Winter Storm Restores Israel's Water Deficit

By Julie Stahl | July 7, 2008 | 8:13 PM EDT

Jerusalem ( - It rarely snows in Jerusalem, but when it does, normal routines fall by the wayside. On Tuesday, with some 20 centimeters (about 8 inches) of snow on the ground and more forecast to fall, many Jerusalemites snuggled back into bed, while others braved the wintry weather, heading to central drop points in search of their morning newspapers.

Schools closed, public transportation halted, and many people stayed home from work.

But beyond the fun of an unexpected day off, Israeli authorities were delighted at the desperately needed precipitation that the winter storms are bringing.

For the last 10 years, Israeli winters -- the only time Israel receives rain -- have yielded below-average rainfalls, even as the demand for water increased. Last summer, officials warned that Israelis might be drawing mud from the tap.

Some experts have said that water -not land - is the most valuable commodity in the Middle East.

Shmuel Rahamim, Deputy Director for Operational Meteorology at the Israel Meteorological Service, said this winter has been unusually wet.

"It is much more than we expected," Rahamim said in a telephone interview. "It's an extreme phenomenon...[that comes] very seldom for us. We don't have an explanation for what happened this winter."

According to Rahamim, Israel received many "synoptic" systems from the West, especially cyclone systems, which carried with them a lot of rain from the Mediterranean.

For the last 10 years, Israel has received systems from the south, which do not bring much rain, he said.

In 1992, Israel had a particularly wet winter. Rains in the desert revived seeds that specialists said had lain dormant for 100 years.

This year, the precipitation could be 20 to 30 percent above the average annual rainfall, Rahamim said.

When Israelis want to measure rainfall, they look at the level of the Sea of Galilee, Israel's largest source of drinking water. The Sea of Galilee, known here as the Kinneret, was five meters (more than 16 feet) below its normal level at the beginning of the season.

It could rise as much as three meters by the end of the rainy season, after the snows from Mount Hermon melt, Rahamim said.

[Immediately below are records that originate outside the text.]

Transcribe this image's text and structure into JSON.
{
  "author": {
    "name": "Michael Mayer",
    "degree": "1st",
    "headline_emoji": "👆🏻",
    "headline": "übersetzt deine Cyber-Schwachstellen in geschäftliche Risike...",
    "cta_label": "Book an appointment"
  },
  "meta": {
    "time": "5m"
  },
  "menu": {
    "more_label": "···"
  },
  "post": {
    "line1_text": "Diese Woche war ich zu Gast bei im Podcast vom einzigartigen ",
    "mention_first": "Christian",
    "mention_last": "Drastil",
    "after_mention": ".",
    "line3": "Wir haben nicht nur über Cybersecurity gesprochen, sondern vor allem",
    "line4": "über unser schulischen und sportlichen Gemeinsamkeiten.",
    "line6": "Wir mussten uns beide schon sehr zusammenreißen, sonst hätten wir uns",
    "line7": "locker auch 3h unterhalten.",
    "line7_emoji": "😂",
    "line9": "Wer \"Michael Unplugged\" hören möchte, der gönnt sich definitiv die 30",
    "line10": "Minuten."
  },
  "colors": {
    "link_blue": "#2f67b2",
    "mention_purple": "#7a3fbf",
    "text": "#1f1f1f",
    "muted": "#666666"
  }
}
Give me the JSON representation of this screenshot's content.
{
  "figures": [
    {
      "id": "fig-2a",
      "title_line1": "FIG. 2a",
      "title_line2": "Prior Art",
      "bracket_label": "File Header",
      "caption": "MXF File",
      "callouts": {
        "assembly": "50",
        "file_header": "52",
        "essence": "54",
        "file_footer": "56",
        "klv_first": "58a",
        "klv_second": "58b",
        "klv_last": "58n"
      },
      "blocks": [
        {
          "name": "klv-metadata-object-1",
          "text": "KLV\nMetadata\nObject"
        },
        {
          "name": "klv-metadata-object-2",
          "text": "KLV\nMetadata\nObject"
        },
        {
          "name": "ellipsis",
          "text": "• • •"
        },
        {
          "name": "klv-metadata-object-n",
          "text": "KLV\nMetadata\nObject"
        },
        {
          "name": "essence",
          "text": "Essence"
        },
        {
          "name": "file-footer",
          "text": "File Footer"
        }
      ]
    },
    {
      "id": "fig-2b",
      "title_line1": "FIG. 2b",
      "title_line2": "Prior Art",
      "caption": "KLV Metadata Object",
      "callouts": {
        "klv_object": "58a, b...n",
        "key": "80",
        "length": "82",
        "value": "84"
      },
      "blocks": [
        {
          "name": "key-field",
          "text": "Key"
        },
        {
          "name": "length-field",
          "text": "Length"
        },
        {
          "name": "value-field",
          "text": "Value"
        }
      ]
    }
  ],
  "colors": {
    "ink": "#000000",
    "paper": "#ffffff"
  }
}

Compounding the effects of the recent drought, Lebanon this year diverted an upstream tributary that once fed the Sea of Galilee, nearly causing an international incident. Israel threatened to bomb the dam if Lebanon went through with the project.

Amos Epstein, General Manager of Mekorot- Israel's national water carrier - said he is very pleased by all the rain.

"This is a day that I am happy and all the last days I am happy," Epstein said in an interview in Hebrew on Israel radio.

"The last time something like this fell was exactly 10 years ago. The last 10 years there was a process of a growing overdraft of water or deficit of water. We are still in a big deficit.

"We are saying at this moment at least the quantity this year [will supply] the need for this year, the annual need but we will still have a deficit," Epstein said.

According to Epstein, the Kinneret is still three meters short of its full level, which it last reached in 1992.

"I don't believe we can close the gap from 10 years of overdraft, but I believe we are in the process of repair," he said.

Epstein also said that praying for rain was "good." A prayer for rain is part of the daily Jewish prayers at certain seasons. "We believe we need to pray, to pray for a blessing from heaven."

On Tuesday, snow continued to fall in the hills of Jerusalem and in northern Israel in the Golan Heights as well as in the Palestinian areas of Hebron, Bethlehem and Ramallah.

Palestinian children in those areas were also enjoying a day off from school, according to radio reports.

The winter storm sweeping the area was forecast to last for at least 48 hours.

In Jerusalem, milk delivery trucks were out as were a few motorists and pedestrians but most Jerusalemites were enjoyed the sight of the snow from their windows.

City officials, who last night were telling Jerusalemites that they should go to work on Tuesday, were asking people to stay home and off the roads. The main intercity Jerusalem-Tel Aviv highway was closed along the ascent to Jerusalem in the morning.

For Israelis, the snow and inclement weather provided a welcome diversion from thoughts of the impending war in Iraq, the Israeli-Palestinian conflict and the formation of a new government, which one radio broadcaster noted "are not in the headlines today.""